[TASK BRIEF]
Lines with the word "JSON": copy all of them from the entries below.

[MATERIAL FOR THIS TASK]
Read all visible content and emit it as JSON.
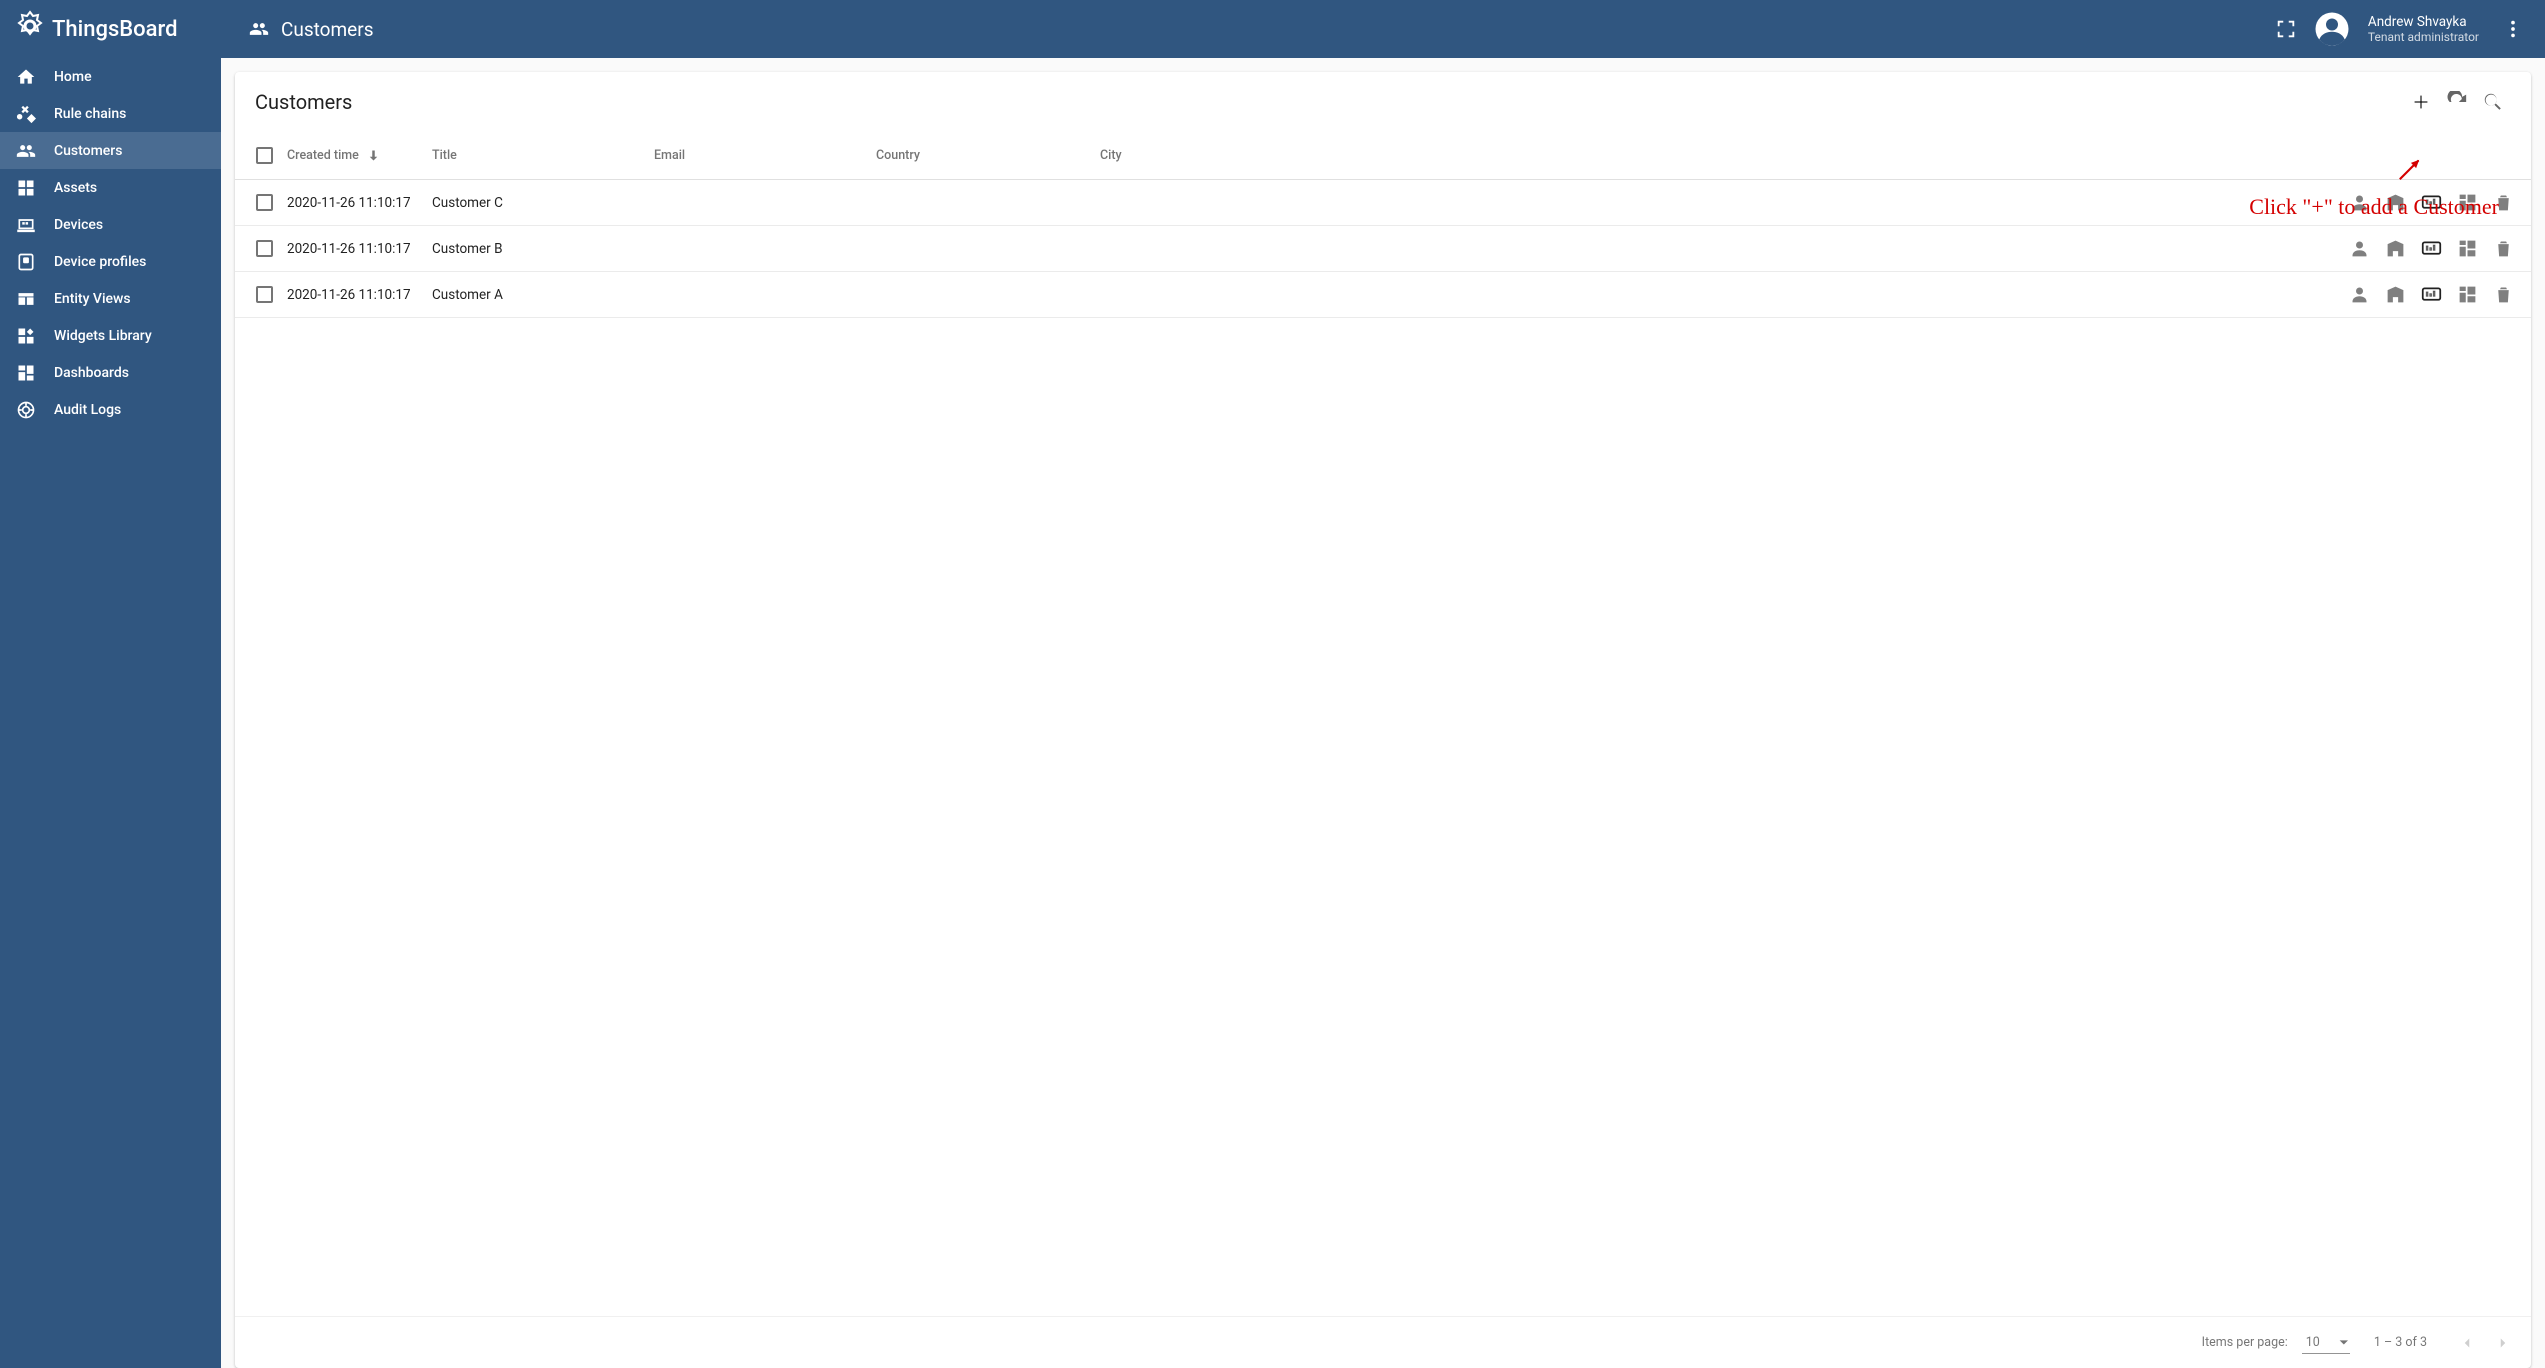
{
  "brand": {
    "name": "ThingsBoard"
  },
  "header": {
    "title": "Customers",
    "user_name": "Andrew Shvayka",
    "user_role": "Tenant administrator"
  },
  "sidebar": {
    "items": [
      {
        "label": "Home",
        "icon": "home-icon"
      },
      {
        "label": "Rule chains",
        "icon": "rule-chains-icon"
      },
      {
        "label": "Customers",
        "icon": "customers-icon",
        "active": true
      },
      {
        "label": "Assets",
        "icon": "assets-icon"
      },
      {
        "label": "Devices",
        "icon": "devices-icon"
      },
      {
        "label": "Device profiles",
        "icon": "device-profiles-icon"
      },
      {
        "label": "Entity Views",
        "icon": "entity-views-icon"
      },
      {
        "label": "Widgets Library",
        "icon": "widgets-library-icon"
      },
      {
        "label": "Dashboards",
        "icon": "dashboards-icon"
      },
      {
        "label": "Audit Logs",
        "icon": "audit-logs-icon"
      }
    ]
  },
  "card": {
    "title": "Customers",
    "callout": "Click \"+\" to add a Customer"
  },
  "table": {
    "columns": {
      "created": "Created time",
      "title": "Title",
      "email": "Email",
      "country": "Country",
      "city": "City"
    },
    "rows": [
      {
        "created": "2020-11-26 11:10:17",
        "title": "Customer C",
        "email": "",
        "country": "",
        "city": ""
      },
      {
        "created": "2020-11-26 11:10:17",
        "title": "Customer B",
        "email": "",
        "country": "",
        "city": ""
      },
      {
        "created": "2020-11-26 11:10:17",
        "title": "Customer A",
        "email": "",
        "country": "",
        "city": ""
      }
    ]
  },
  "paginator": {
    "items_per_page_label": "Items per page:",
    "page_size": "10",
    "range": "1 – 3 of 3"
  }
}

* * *

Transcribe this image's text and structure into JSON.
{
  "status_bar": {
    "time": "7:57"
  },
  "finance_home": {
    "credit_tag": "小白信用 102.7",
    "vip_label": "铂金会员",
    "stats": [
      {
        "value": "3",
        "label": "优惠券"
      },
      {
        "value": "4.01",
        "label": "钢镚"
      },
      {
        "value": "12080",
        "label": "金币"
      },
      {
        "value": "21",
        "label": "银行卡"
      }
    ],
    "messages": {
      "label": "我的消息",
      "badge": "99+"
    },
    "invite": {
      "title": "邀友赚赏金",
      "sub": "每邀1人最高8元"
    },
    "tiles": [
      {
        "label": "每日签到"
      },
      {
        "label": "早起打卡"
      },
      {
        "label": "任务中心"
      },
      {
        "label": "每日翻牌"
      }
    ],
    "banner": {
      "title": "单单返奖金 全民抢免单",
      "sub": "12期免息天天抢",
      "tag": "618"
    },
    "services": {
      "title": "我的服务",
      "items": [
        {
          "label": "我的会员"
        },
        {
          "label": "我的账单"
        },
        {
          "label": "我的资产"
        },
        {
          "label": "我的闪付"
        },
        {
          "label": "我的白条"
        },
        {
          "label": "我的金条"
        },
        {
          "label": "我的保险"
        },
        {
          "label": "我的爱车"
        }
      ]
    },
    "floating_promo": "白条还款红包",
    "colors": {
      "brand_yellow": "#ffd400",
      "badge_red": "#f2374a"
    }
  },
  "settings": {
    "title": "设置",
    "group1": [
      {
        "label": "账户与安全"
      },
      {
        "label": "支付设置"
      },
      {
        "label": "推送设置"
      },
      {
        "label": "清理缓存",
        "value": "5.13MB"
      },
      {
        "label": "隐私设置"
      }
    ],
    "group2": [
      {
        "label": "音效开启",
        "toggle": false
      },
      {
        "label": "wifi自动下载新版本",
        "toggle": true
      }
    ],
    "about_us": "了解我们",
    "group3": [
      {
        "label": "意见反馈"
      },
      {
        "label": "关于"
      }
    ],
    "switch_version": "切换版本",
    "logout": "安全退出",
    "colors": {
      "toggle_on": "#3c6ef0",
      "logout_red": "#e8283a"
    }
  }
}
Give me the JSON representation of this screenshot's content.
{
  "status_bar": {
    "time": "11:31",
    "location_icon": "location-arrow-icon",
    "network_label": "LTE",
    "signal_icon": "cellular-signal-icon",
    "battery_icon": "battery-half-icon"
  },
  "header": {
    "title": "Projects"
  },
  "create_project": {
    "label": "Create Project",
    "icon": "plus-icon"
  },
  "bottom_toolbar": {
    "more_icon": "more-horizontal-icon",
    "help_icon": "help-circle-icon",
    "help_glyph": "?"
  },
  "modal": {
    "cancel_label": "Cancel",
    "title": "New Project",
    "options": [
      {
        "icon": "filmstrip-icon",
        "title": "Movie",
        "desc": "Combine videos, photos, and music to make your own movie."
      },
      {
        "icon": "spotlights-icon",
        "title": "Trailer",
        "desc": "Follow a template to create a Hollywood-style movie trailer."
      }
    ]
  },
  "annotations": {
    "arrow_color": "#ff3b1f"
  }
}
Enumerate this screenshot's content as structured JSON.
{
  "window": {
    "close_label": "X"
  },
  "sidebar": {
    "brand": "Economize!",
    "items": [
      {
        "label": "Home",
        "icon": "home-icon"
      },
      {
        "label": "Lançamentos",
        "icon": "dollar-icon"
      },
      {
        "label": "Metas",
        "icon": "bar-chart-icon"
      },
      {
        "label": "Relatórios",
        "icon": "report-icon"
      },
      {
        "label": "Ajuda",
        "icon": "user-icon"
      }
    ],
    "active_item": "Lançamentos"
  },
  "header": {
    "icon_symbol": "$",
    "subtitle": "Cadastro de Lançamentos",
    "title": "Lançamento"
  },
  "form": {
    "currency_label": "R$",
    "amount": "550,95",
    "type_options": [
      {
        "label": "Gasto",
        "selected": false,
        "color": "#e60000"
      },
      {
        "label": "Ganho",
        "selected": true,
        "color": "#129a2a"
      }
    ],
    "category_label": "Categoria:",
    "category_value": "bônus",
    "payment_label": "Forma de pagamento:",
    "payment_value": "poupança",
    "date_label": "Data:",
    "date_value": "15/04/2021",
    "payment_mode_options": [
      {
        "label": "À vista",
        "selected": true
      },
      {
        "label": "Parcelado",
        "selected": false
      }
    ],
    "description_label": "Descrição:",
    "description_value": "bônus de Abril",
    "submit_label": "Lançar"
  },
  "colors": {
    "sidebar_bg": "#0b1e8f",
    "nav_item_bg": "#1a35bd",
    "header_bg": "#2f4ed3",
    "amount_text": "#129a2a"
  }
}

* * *

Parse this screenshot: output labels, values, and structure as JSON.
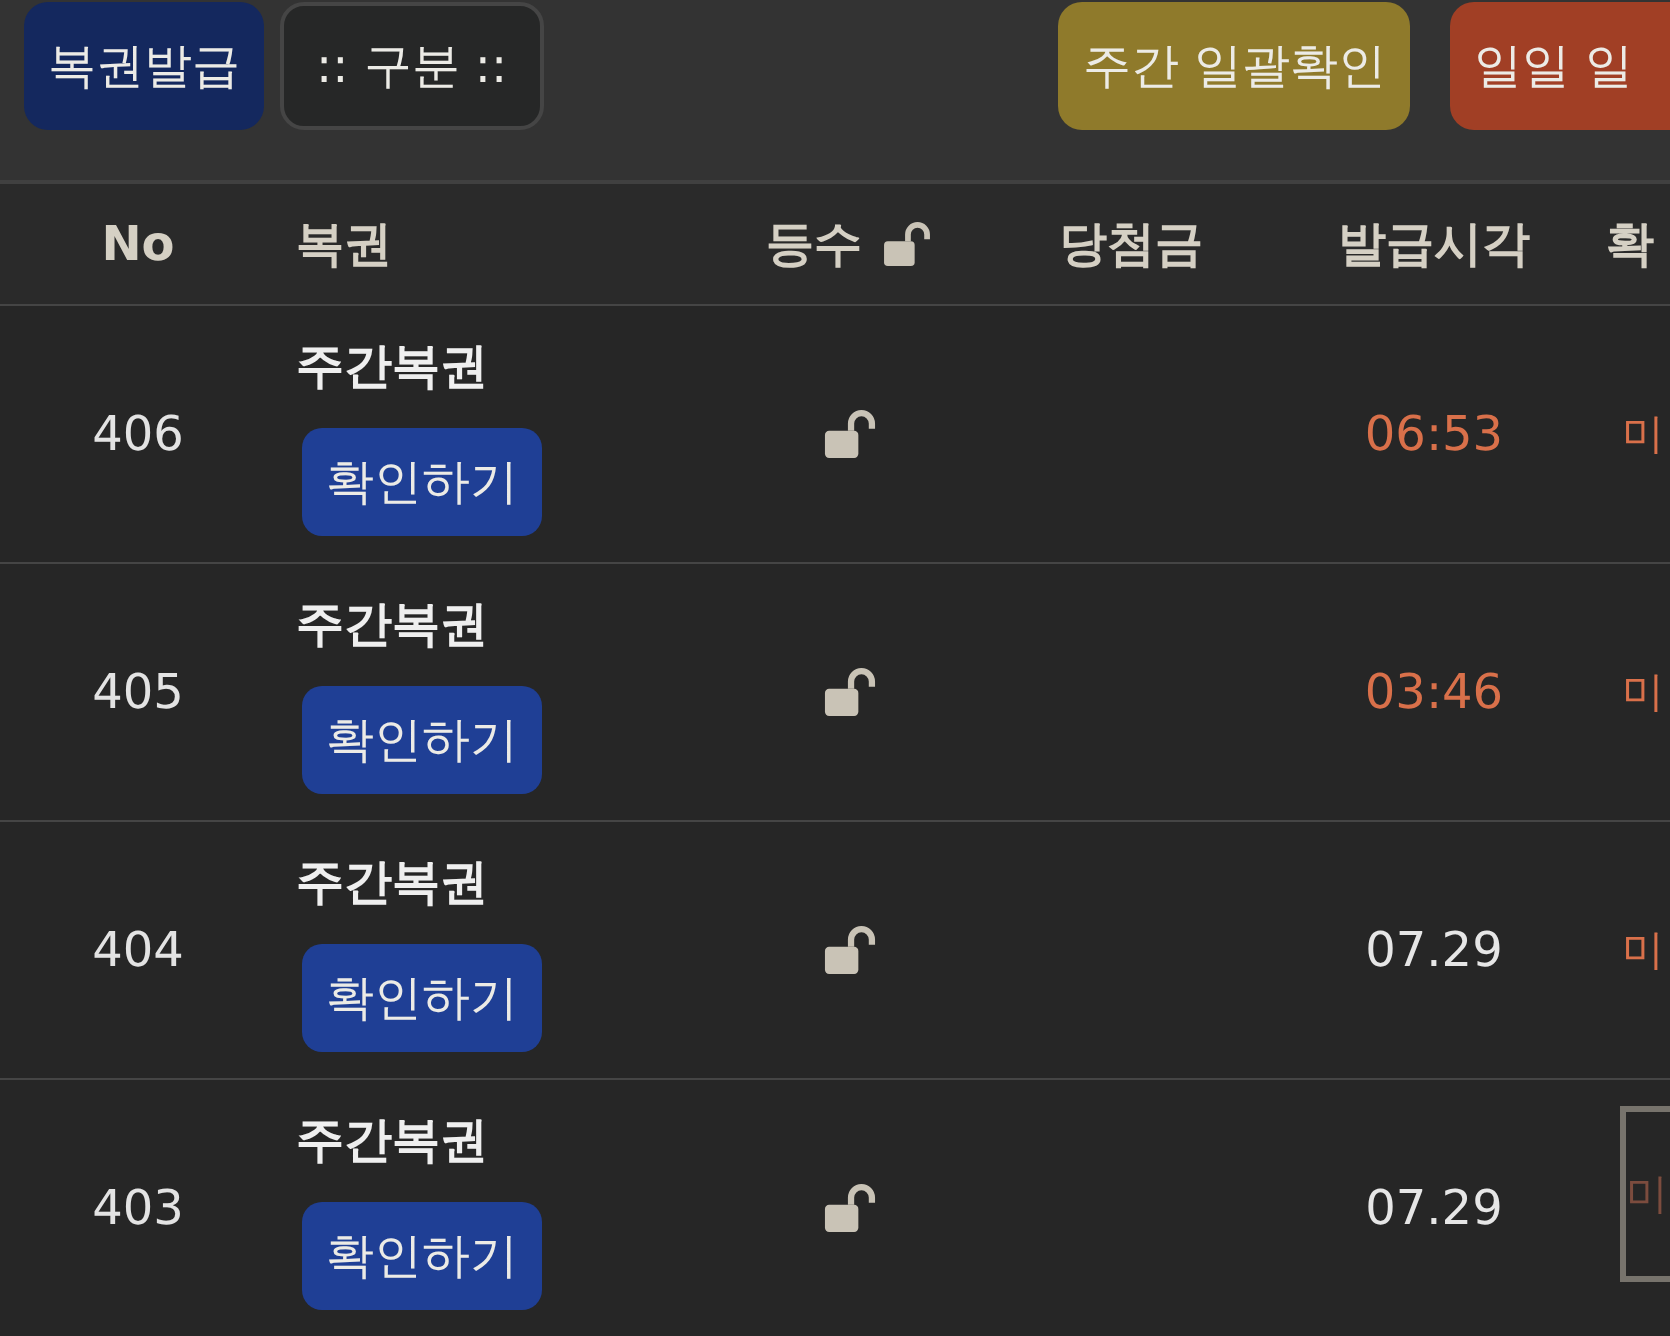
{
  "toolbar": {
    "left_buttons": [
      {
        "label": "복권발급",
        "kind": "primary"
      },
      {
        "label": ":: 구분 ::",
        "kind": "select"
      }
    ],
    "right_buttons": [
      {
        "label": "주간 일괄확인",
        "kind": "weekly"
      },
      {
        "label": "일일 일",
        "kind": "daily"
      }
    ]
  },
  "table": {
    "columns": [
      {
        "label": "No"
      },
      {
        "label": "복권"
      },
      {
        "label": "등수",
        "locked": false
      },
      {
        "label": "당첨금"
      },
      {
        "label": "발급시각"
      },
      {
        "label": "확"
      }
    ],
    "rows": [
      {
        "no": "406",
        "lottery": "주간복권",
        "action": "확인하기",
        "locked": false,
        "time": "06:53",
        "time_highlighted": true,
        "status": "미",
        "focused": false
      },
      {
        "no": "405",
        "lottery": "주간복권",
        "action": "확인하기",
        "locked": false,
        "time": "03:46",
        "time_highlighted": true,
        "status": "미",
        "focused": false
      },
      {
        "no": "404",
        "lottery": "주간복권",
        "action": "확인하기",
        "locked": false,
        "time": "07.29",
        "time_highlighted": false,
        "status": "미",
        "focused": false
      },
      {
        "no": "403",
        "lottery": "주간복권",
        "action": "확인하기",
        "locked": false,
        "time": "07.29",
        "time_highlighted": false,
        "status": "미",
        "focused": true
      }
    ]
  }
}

[TASK RESULT]
Read all visible content and emit it as JSON.
Transcribe this image's text and structure into JSON.
Give me the JSON representation of this screenshot's content.
Enumerate this screenshot's content as structured JSON.
Parse this screenshot: output labels, values, and structure as JSON.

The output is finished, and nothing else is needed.